**Work item:** List each line of the data that holds the string "handle".

**Input for this task:**
################
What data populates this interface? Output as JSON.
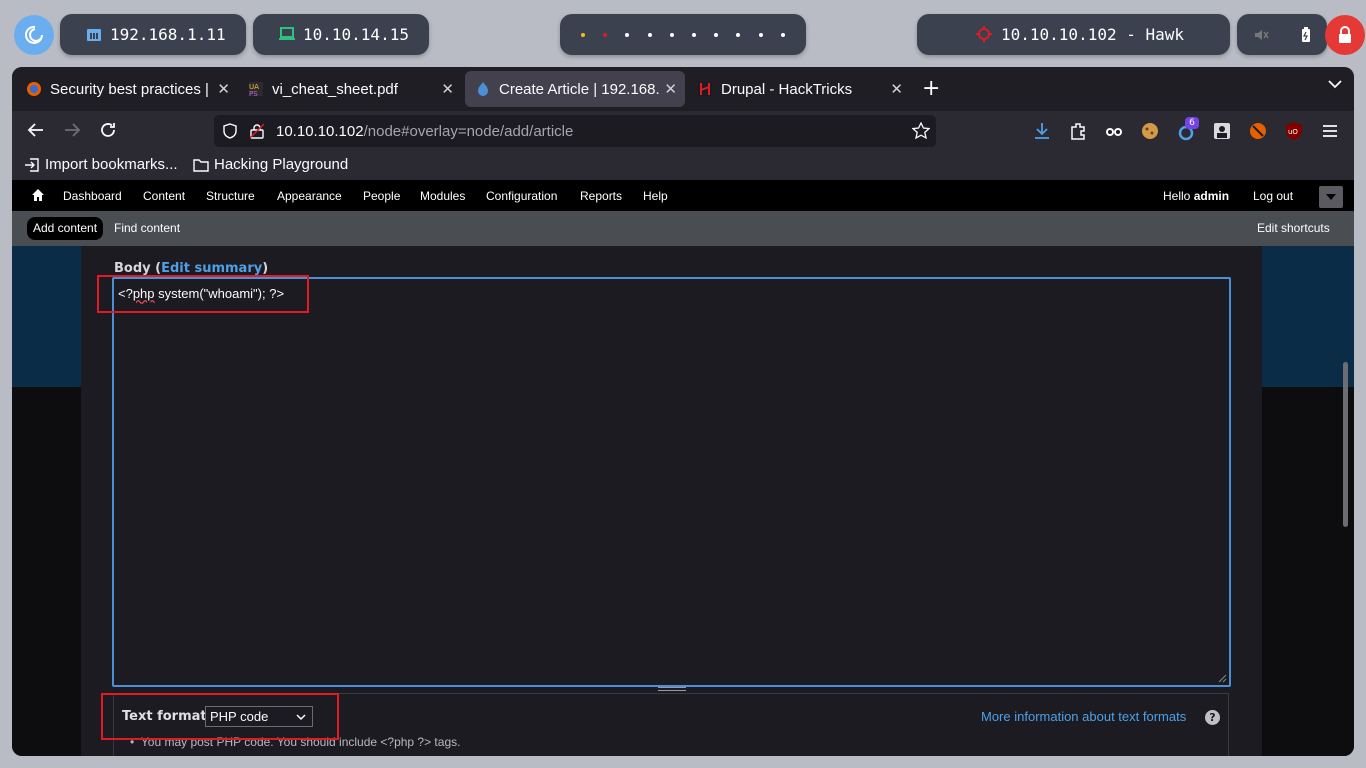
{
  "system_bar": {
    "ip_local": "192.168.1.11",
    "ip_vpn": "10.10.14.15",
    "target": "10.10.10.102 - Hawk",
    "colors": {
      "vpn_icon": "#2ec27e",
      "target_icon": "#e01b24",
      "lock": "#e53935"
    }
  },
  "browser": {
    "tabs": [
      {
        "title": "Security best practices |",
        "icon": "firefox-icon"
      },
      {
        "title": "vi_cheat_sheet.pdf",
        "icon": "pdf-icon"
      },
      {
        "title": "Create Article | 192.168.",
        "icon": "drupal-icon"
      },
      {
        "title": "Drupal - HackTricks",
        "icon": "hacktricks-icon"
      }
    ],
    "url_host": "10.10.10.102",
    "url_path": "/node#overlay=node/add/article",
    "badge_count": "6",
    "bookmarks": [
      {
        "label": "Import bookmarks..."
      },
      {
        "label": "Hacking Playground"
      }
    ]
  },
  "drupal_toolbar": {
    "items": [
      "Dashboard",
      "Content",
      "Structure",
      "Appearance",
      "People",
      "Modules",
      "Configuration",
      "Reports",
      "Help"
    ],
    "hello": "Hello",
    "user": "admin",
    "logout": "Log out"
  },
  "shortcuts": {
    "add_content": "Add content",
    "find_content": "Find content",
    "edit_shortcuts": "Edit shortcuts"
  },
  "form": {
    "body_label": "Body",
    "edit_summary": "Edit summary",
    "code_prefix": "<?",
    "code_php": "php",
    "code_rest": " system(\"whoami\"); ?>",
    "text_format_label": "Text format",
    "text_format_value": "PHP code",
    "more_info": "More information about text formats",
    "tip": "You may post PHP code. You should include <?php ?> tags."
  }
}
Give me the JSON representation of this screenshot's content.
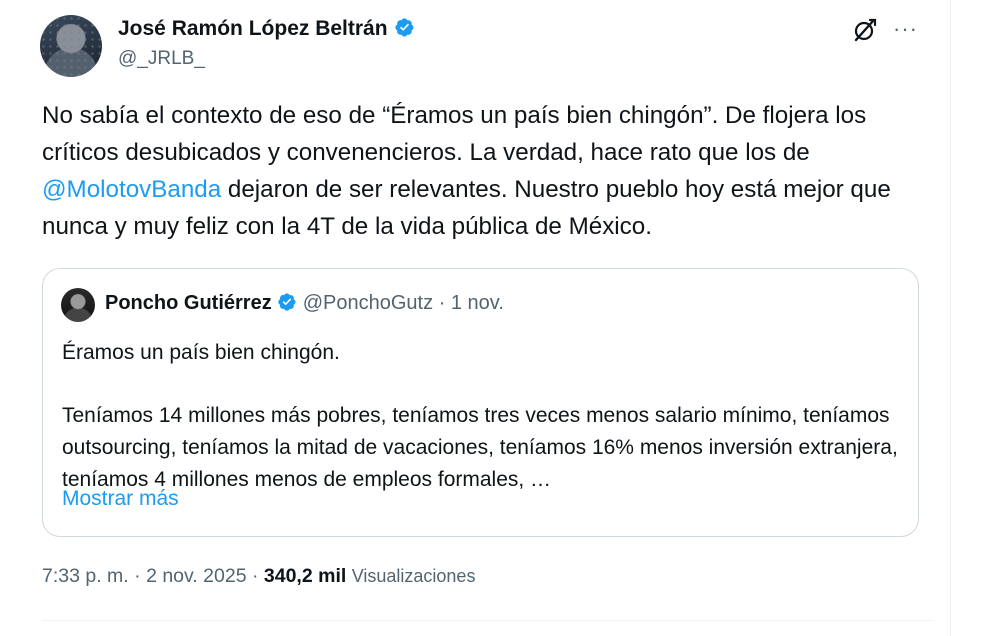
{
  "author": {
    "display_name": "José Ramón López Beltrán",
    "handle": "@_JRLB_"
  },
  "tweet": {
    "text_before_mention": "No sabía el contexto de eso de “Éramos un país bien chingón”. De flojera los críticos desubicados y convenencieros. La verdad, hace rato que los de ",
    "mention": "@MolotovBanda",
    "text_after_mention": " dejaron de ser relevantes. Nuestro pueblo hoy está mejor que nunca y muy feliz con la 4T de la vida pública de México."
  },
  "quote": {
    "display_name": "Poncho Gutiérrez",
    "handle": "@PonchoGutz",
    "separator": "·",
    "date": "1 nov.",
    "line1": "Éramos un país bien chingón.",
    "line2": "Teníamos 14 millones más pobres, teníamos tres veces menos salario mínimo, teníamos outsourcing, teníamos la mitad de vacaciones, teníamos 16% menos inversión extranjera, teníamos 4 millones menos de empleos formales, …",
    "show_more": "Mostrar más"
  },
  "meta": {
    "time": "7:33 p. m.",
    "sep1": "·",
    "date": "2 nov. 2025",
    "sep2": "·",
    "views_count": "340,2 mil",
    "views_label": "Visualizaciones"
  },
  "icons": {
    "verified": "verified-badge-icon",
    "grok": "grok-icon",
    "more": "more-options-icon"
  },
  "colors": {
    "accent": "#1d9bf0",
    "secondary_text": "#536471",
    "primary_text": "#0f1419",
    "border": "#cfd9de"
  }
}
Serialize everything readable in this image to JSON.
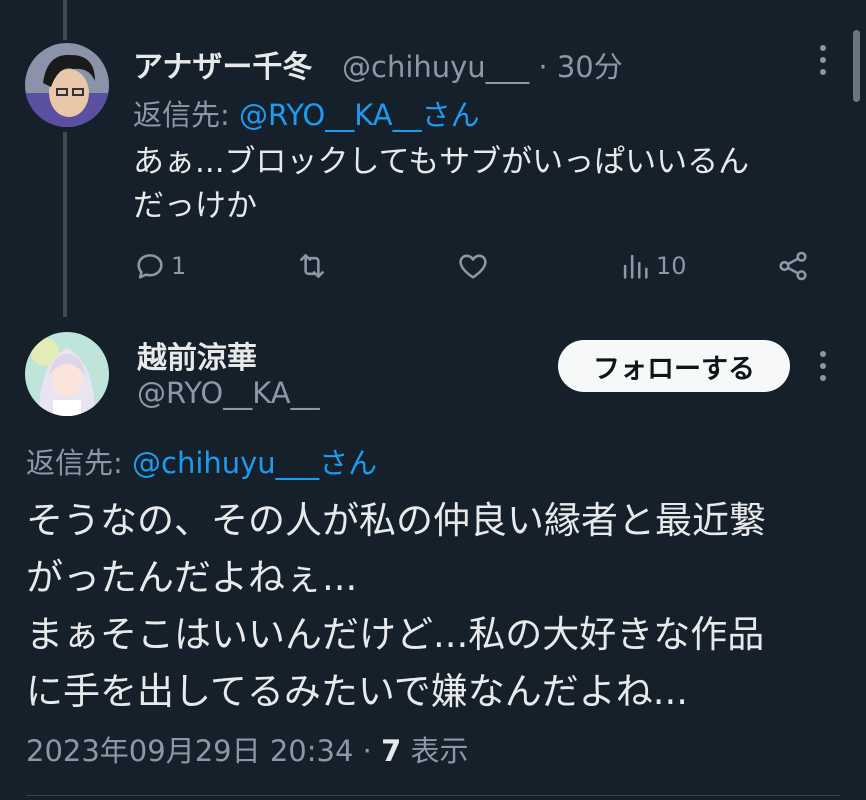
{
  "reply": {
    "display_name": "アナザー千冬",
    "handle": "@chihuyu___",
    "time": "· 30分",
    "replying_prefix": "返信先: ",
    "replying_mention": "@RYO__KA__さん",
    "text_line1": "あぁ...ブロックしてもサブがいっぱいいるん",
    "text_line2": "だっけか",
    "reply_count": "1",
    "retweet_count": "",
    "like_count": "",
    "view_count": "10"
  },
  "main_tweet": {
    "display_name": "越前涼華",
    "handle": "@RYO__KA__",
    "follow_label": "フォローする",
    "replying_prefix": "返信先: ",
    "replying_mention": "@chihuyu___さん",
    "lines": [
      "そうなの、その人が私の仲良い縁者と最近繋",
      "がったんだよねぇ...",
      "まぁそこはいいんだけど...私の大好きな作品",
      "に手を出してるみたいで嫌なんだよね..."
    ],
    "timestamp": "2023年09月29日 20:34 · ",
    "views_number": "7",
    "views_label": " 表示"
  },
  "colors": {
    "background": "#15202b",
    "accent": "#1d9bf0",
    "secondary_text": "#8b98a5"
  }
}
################
**Written response:**
    "handle": "@_JRLB_"
    "handle": "@PonchoGutz",
    "handle": "@chihuyu___",
    "handle": "@RYO__KA__",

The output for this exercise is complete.